newest business acquaintance may be a boy with a bow tie.
Calpoint, a California-based startup that
Qwest has said will help speed its path toward more sophisticated fiber optic services, is negotiating a deal to ally itself with a low-tech partner, according to two separate sources:
, a computer-and-Internet-access marketer best known for its fictional spokeschild Mark John Jeffries and its onetime deal to supply subsidized computers to
It's not clear how any deal would be structured -- whether, for example, Calpoint would obtain Internet access services through PeoplePC, or whether Calpoint would acquire an ownership stake in the struggling PeoplePC. It's also unclear how or whether PeoplePC's stockholders would benefit from a deal with privately held Calpoint. PeoplePC's shares, which went public last year at $10 a share, were trading at 13 cents Thurssday morning, down a penny. PeoplePC has a market capitalization of $15 million.
But the possible deal between PeoplePC and Calpoint does indicate that, in this world of shaky demand for telecom services, getting picky about one's business associates is a luxury few companies can afford. Though Qwest President Afshin Mohebbi may have told Wall Street analysts last week that Calpoint principals were in the process of acquiring a "very large" Internet service provider, investors might be less impressed by the reality of PeoplePC. The company, which probably has fewer than a million subscribers to its Internet service, is running low on cash and only recently escaped delisting from the Nasdaq thanks to looser rules adopted in the wake of the Sept. 11 terrorist attacks on the U.S.
On Tuesday, Qwest's shares were trading up 24 cents at $18.50, down less than 5% from its pre-Calpoint close of $19.40.
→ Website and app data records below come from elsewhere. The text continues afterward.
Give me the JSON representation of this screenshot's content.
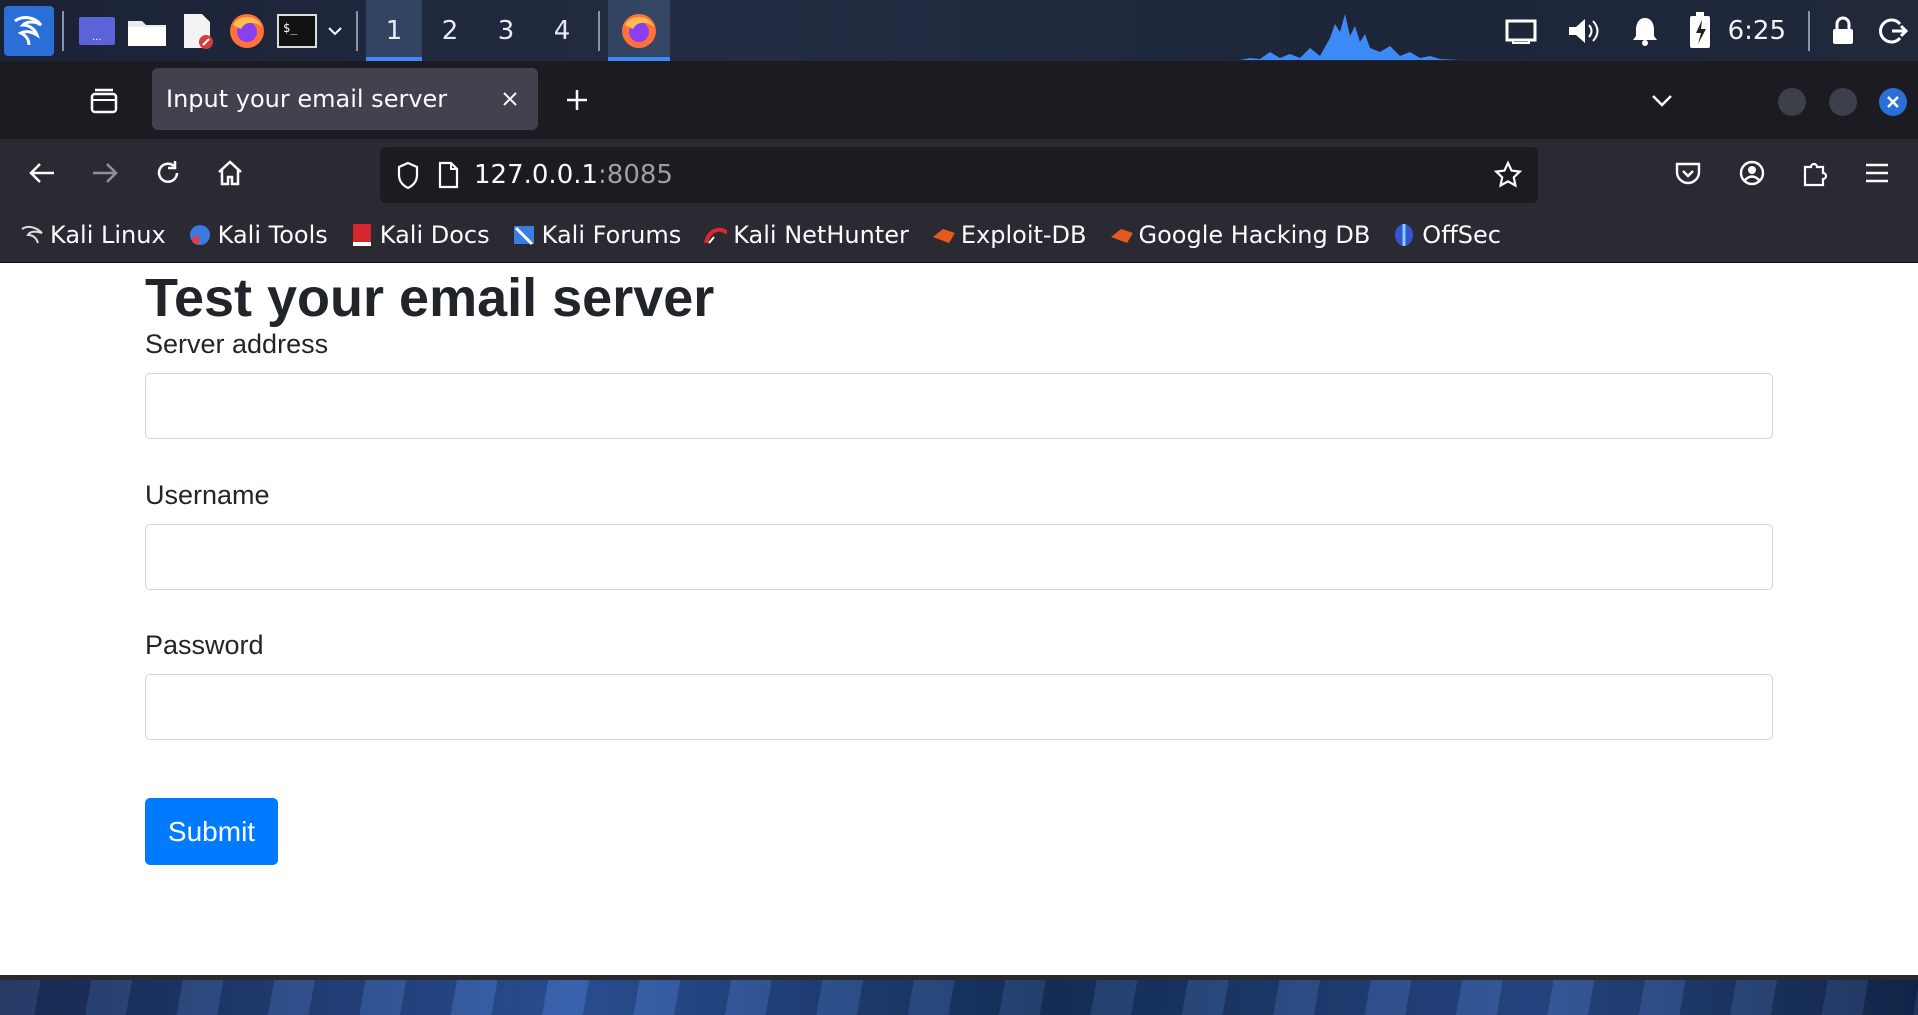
{
  "taskbar": {
    "workspaces": [
      "1",
      "2",
      "3",
      "4"
    ],
    "active_workspace": "1",
    "clock": "6:25"
  },
  "browser": {
    "tab_title": "Input your email server",
    "url_host": "127.0.0.1",
    "url_port": ":8085",
    "bookmarks": [
      {
        "label": "Kali Linux",
        "icon": "kali-dragon-icon"
      },
      {
        "label": "Kali Tools",
        "icon": "kali-tools-icon"
      },
      {
        "label": "Kali Docs",
        "icon": "kali-docs-icon"
      },
      {
        "label": "Kali Forums",
        "icon": "kali-forums-icon"
      },
      {
        "label": "Kali NetHunter",
        "icon": "nethunter-icon"
      },
      {
        "label": "Exploit-DB",
        "icon": "exploit-db-icon"
      },
      {
        "label": "Google Hacking DB",
        "icon": "ghdb-icon"
      },
      {
        "label": "OffSec",
        "icon": "offsec-icon"
      }
    ]
  },
  "page": {
    "title": "Test your email server",
    "fields": [
      {
        "label": "Server address",
        "value": ""
      },
      {
        "label": "Username",
        "value": ""
      },
      {
        "label": "Password",
        "value": ""
      }
    ],
    "submit_label": "Submit"
  },
  "colors": {
    "accent_blue": "#007bff",
    "kali_blue": "#2b6fd6",
    "tabbar_bg": "#1c1b22",
    "toolbar_bg": "#2b2a33"
  }
}
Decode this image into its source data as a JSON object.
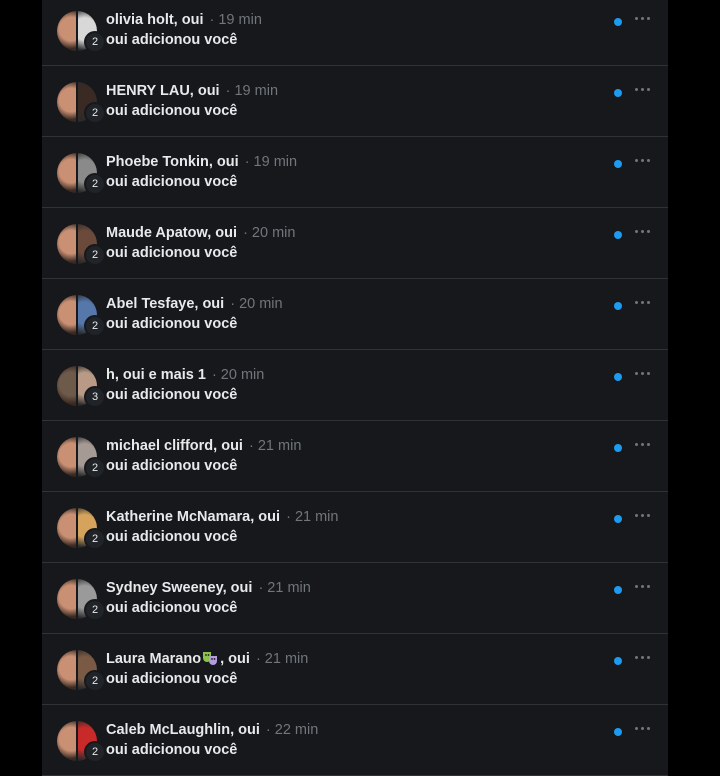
{
  "notifications": [
    {
      "name": "olivia holt, oui",
      "time": "· 19 min",
      "message": "oui adicionou você",
      "count": "2",
      "colors": [
        "#c99074",
        "#d8d8d8"
      ]
    },
    {
      "name": "HENRY LAU, oui",
      "time": "· 19 min",
      "message": "oui adicionou você",
      "count": "2",
      "colors": [
        "#c99074",
        "#3a2a24"
      ]
    },
    {
      "name": "Phoebe Tonkin, oui",
      "time": "· 19 min",
      "message": "oui adicionou você",
      "count": "2",
      "colors": [
        "#c99074",
        "#8a8a8a"
      ]
    },
    {
      "name": "Maude Apatow, oui",
      "time": "· 20 min",
      "message": "oui adicionou você",
      "count": "2",
      "colors": [
        "#c99074",
        "#6b4a3c"
      ]
    },
    {
      "name": "Abel Tesfaye, oui",
      "time": "· 20 min",
      "message": "oui adicionou você",
      "count": "2",
      "colors": [
        "#c99074",
        "#5577aa"
      ]
    },
    {
      "name": "h, oui e mais 1",
      "time": "· 20 min",
      "message": "oui adicionou você",
      "count": "3",
      "colors": [
        "#6e5a4a",
        "#b89a86"
      ]
    },
    {
      "name": "michael clifford, oui",
      "time": "· 21 min",
      "message": "oui adicionou você",
      "count": "2",
      "colors": [
        "#c99074",
        "#a59a94"
      ]
    },
    {
      "name": "Katherine McNamara, oui",
      "time": "· 21 min",
      "message": "oui adicionou você",
      "count": "2",
      "colors": [
        "#c99074",
        "#d6a35c"
      ]
    },
    {
      "name": "Sydney Sweeney, oui",
      "time": "· 21 min",
      "message": "oui adicionou você",
      "count": "2",
      "colors": [
        "#c99074",
        "#9a9a9a"
      ]
    },
    {
      "name_before": "Laura Marano",
      "name_after": ", oui",
      "emoji": "theater-masks-emoji",
      "time": "· 21 min",
      "message": "oui adicionou você",
      "count": "2",
      "colors": [
        "#c99074",
        "#7a5a44"
      ]
    },
    {
      "name": "Caleb McLaughlin, oui",
      "time": "· 22 min",
      "message": "oui adicionou você",
      "count": "2",
      "colors": [
        "#c99074",
        "#c82a2a"
      ]
    }
  ],
  "more_icon": "more-horizontal-icon",
  "unread_icon": "unread-dot-icon",
  "accent": "#1d9bf0"
}
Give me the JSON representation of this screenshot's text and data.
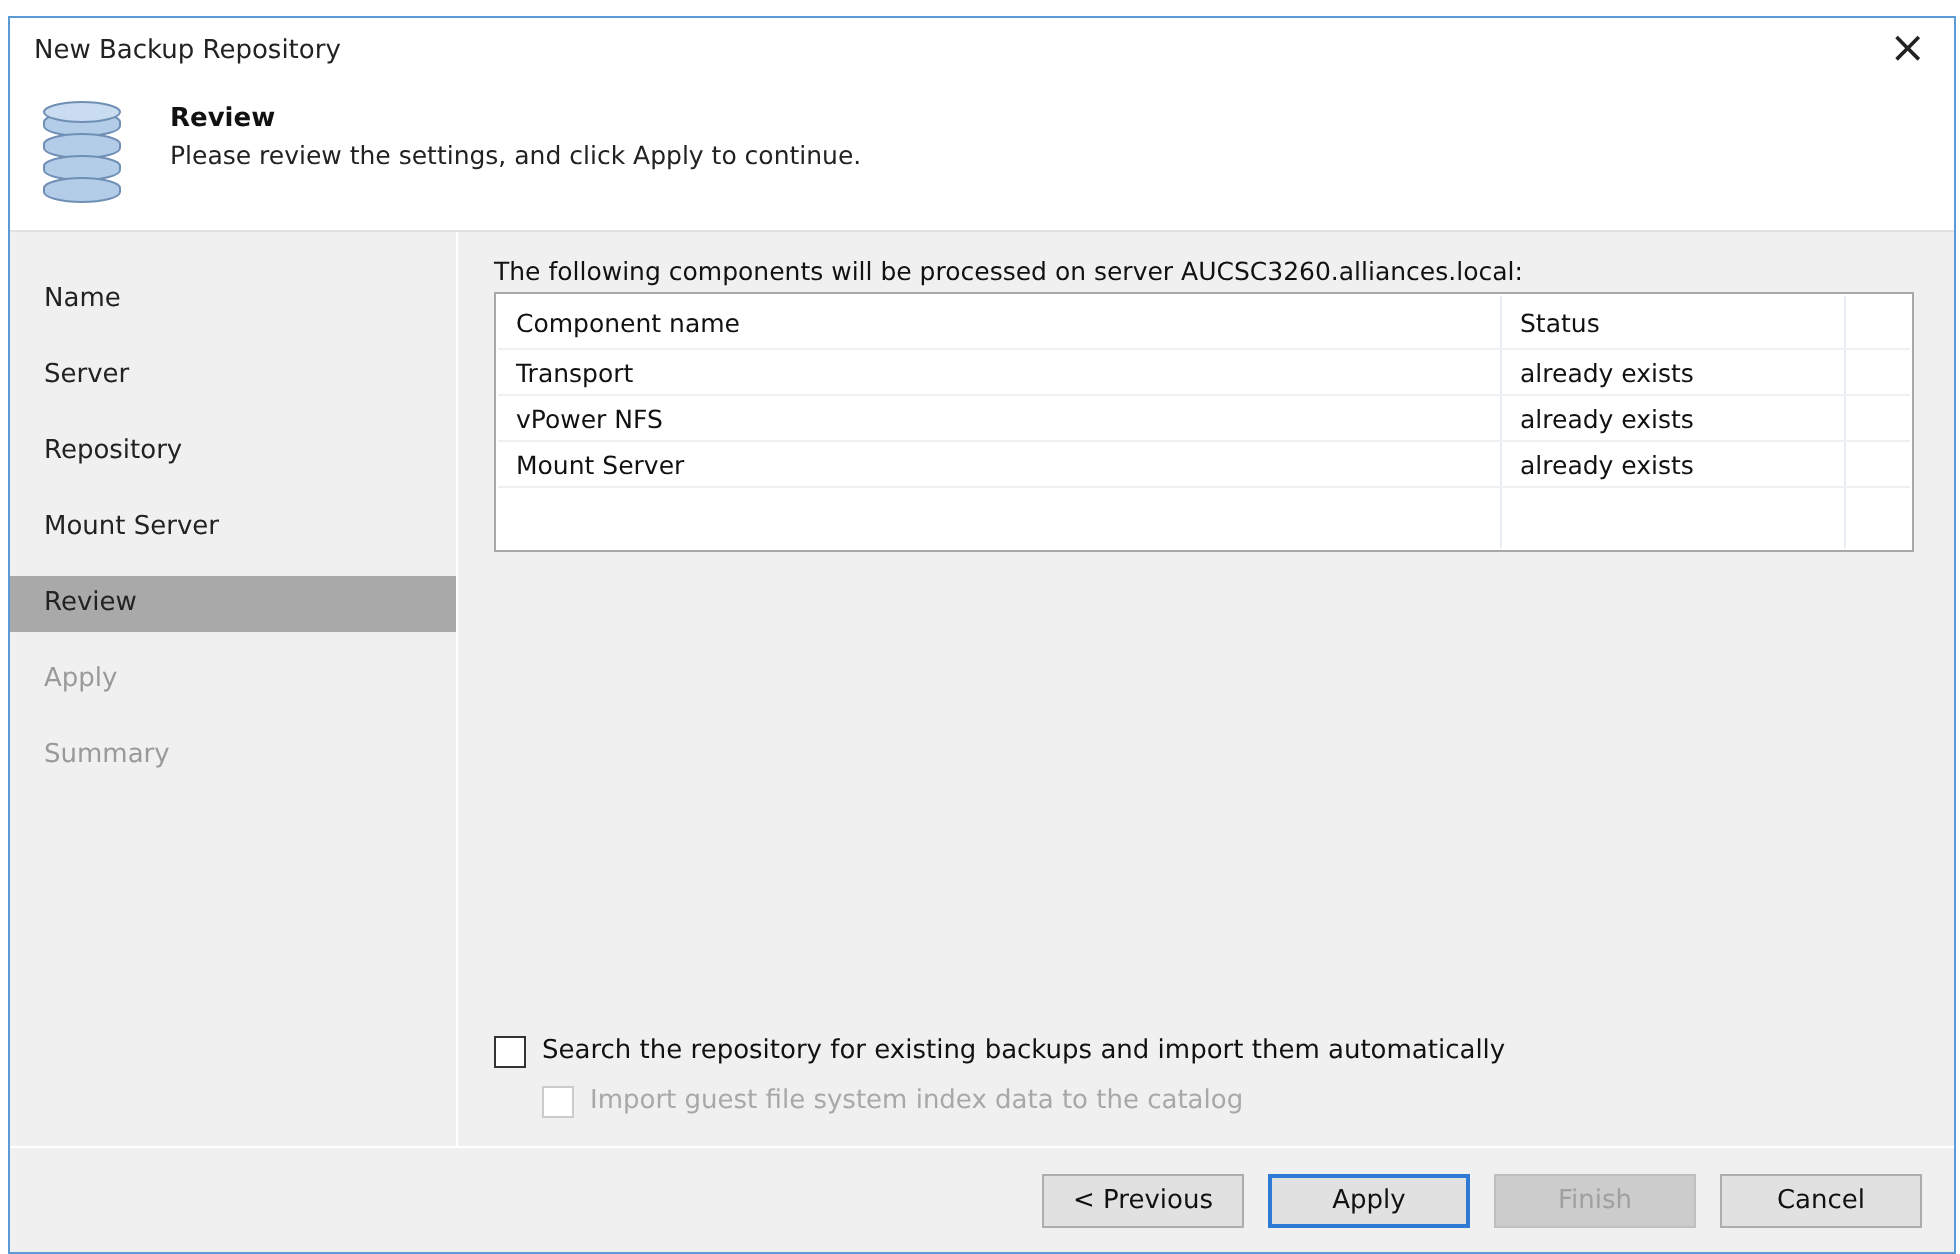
{
  "window": {
    "title": "New Backup Repository",
    "close_icon": "×"
  },
  "header": {
    "title": "Review",
    "subtitle": "Please review the settings, and click Apply to continue."
  },
  "steps": [
    {
      "label": "Name",
      "selected": false,
      "disabled": false
    },
    {
      "label": "Server",
      "selected": false,
      "disabled": false
    },
    {
      "label": "Repository",
      "selected": false,
      "disabled": false
    },
    {
      "label": "Mount Server",
      "selected": false,
      "disabled": false
    },
    {
      "label": "Review",
      "selected": true,
      "disabled": false
    },
    {
      "label": "Apply",
      "selected": false,
      "disabled": true
    },
    {
      "label": "Summary",
      "selected": false,
      "disabled": true
    }
  ],
  "intro": "The following components will be processed on server AUCSC3260.alliances.local:",
  "table": {
    "columns": [
      "Component name",
      "Status"
    ],
    "rows": [
      [
        "Transport",
        "already exists"
      ],
      [
        "vPower NFS",
        "already exists"
      ],
      [
        "Mount Server",
        "already exists"
      ]
    ]
  },
  "options": [
    {
      "label": "Search the repository for existing backups and import them automatically",
      "checked": false,
      "disabled": false,
      "indent": false
    },
    {
      "label": "Import guest file system index data to the catalog",
      "checked": false,
      "disabled": true,
      "indent": true
    }
  ],
  "buttons": [
    {
      "label": "< Previous",
      "disabled": false,
      "default": false
    },
    {
      "label": "Apply",
      "disabled": false,
      "default": true
    },
    {
      "label": "Finish",
      "disabled": true,
      "default": false
    },
    {
      "label": "Cancel",
      "disabled": false,
      "default": false
    }
  ]
}
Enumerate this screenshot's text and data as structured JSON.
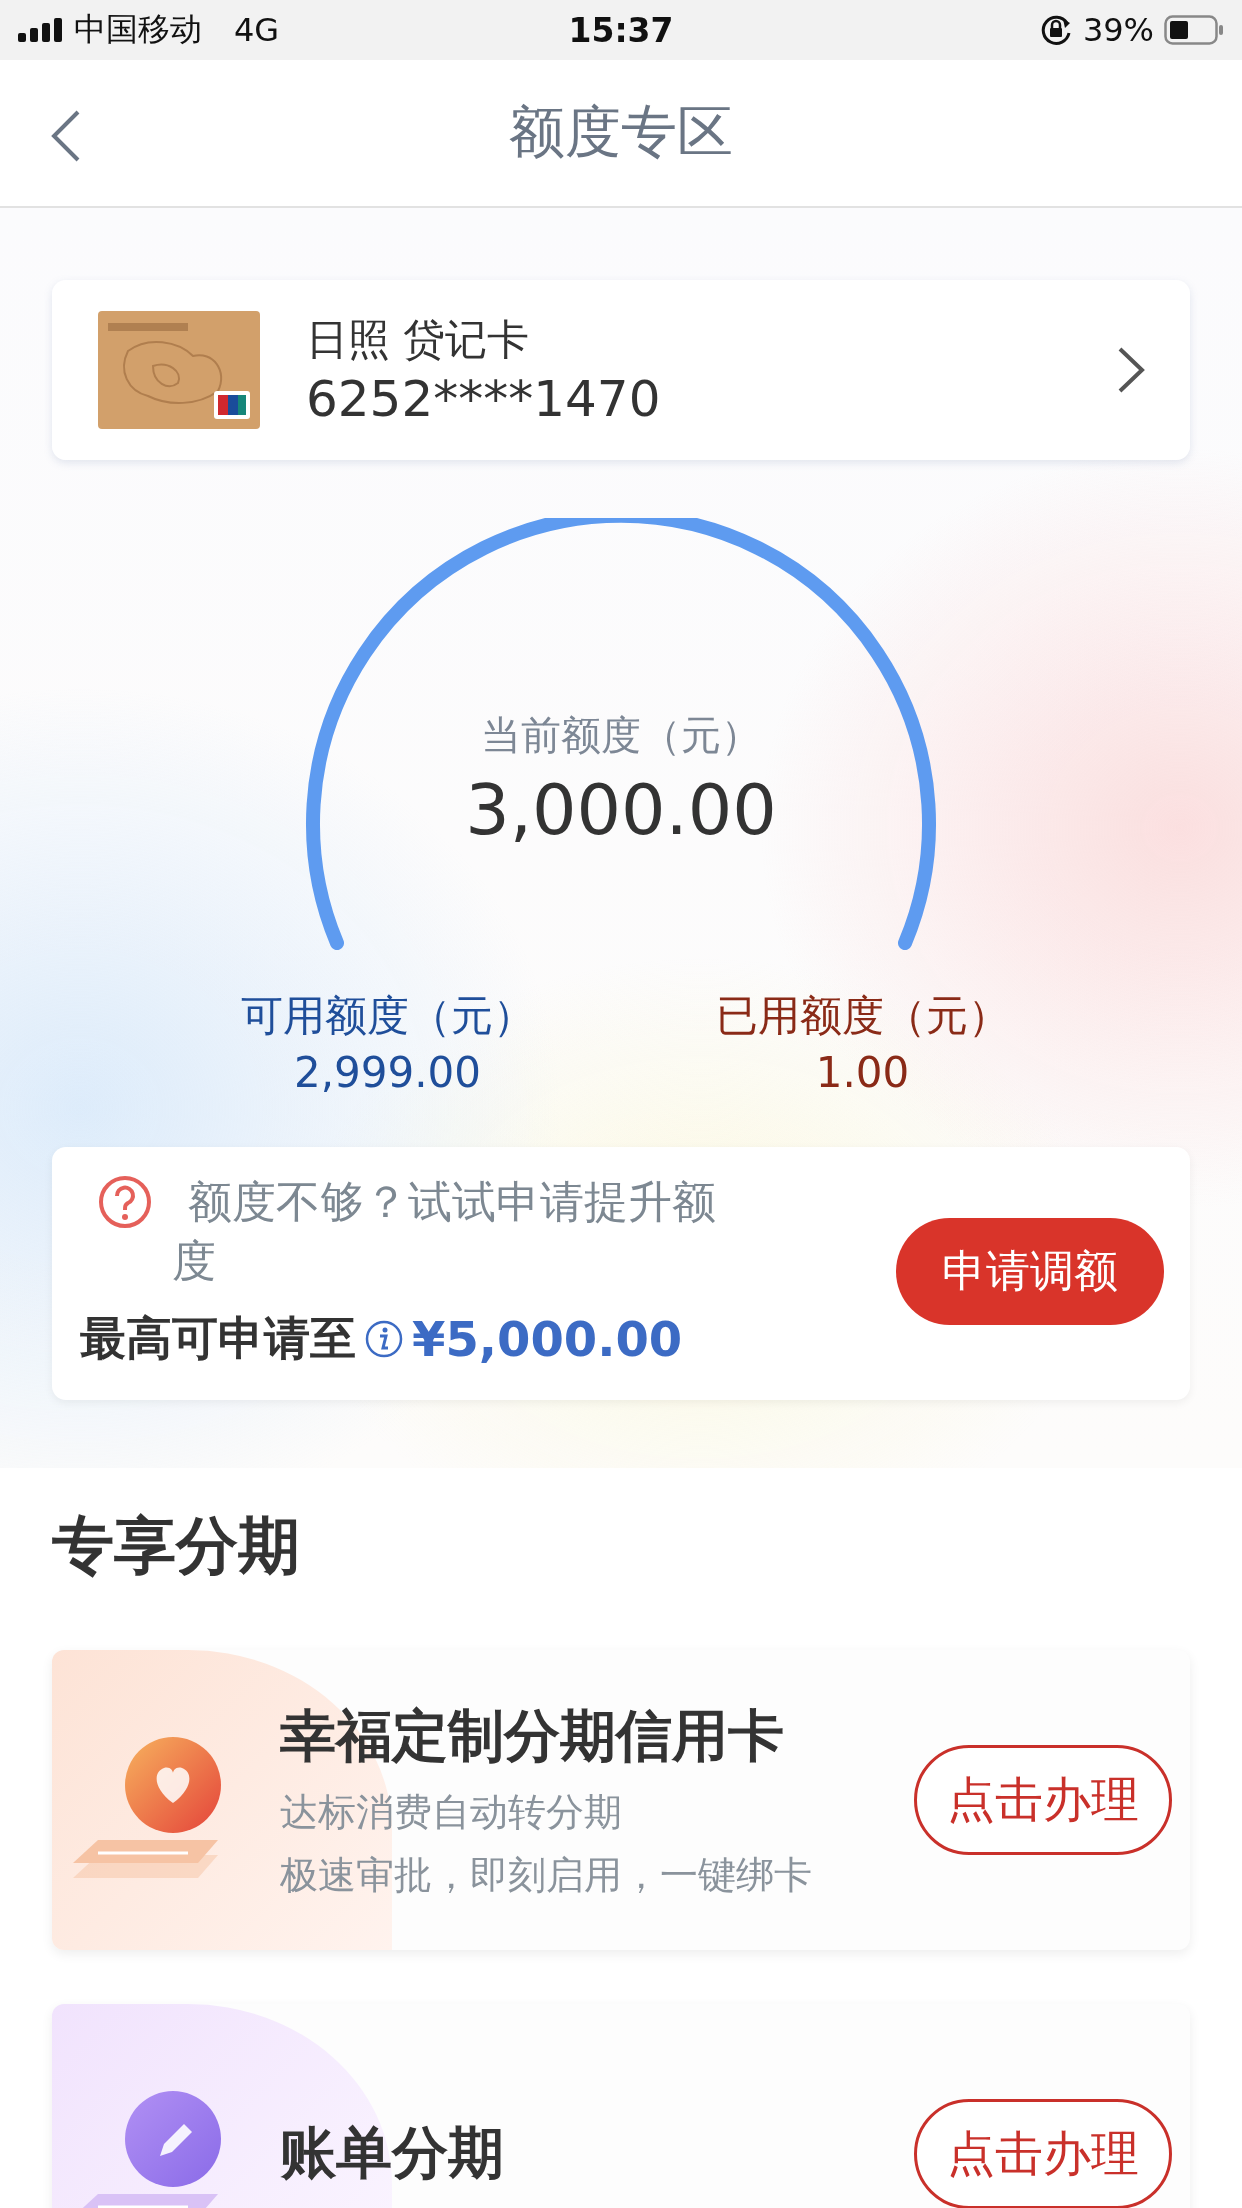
{
  "status_bar": {
    "carrier": "中国移动",
    "network": "4G",
    "time": "15:37",
    "battery": "39%"
  },
  "nav": {
    "title": "额度专区"
  },
  "card": {
    "name": "日照 贷记卡",
    "number": "6252****1470"
  },
  "gauge": {
    "label": "当前额度（元）",
    "value": "3,000.00"
  },
  "available": {
    "label": "可用额度（元）",
    "value": "2,999.00"
  },
  "used": {
    "label": "已用额度（元）",
    "value": "1.00"
  },
  "upgrade": {
    "prompt": "额度不够？试试申请提升额度",
    "max_label": "最高可申请至",
    "max_value": "¥5,000.00",
    "button": "申请调额"
  },
  "section_title": "专享分期",
  "offers": [
    {
      "kind": "heart",
      "title": "幸福定制分期信用卡",
      "lines": [
        "达标消费自动转分期",
        "极速审批，即刻启用，一键绑卡"
      ],
      "button": "点击办理"
    },
    {
      "kind": "pencil",
      "title": "账单分期",
      "button": "点击办理"
    }
  ]
}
Sam Surloff, an attorney affiliated with Calpoint, declined to comment on Qwest or PeoplePC. A PeoplePC spokeswoman didn't return a call seeking comment.
Certainly, Calpoint's principals have been interested in acquiring an Internet service provider for some time now. One year ago, computer mouse pad marketer mysmart.com -- the principals of which are also principals of Calpoint -- said it would launch a mysmart-branded Internet service nationally in October 2000. Mysmart, however, can't be found in online listings of Internet service providers.
Meanwhile, Mohebbi hinted on last week's call with analysts that an ISP acquisition by Calpoint's principals would lead to new business for Qwest. On Monday's call, he told analysts that the Calpoint principals "are in the process of acquiring a very large ISP,
for which they have committed to move all of their IP and access facilities into our relationship."
Calpoint's principals might find it rather easy to get an introduction to PeoplePC's management. Venture capital groups Softbank Capital Partners and Softbank Capital Advisors Fund invested a total of $30 million in mysmart.com; various Softbank ventures hold a major stake in PeoplePC.
A call to a Softbank executive wasn't returned.
Financial straits may also put PeoplePC in a deal-making mood. As of June 30, PeoplePC had $23.4 million in cash on hand; it had burned through $30.9 million in cash in the second quarter ended June 30. Though Ford and PeoplePC had announced in February 2000 a deal to provide computers and Internet access to 350,000 employees worldwide, Ford suspended the program in May after 165,000 had taken advantage of the program, then in July reimbursed PeoplePC $6.6 million for expenses incurred.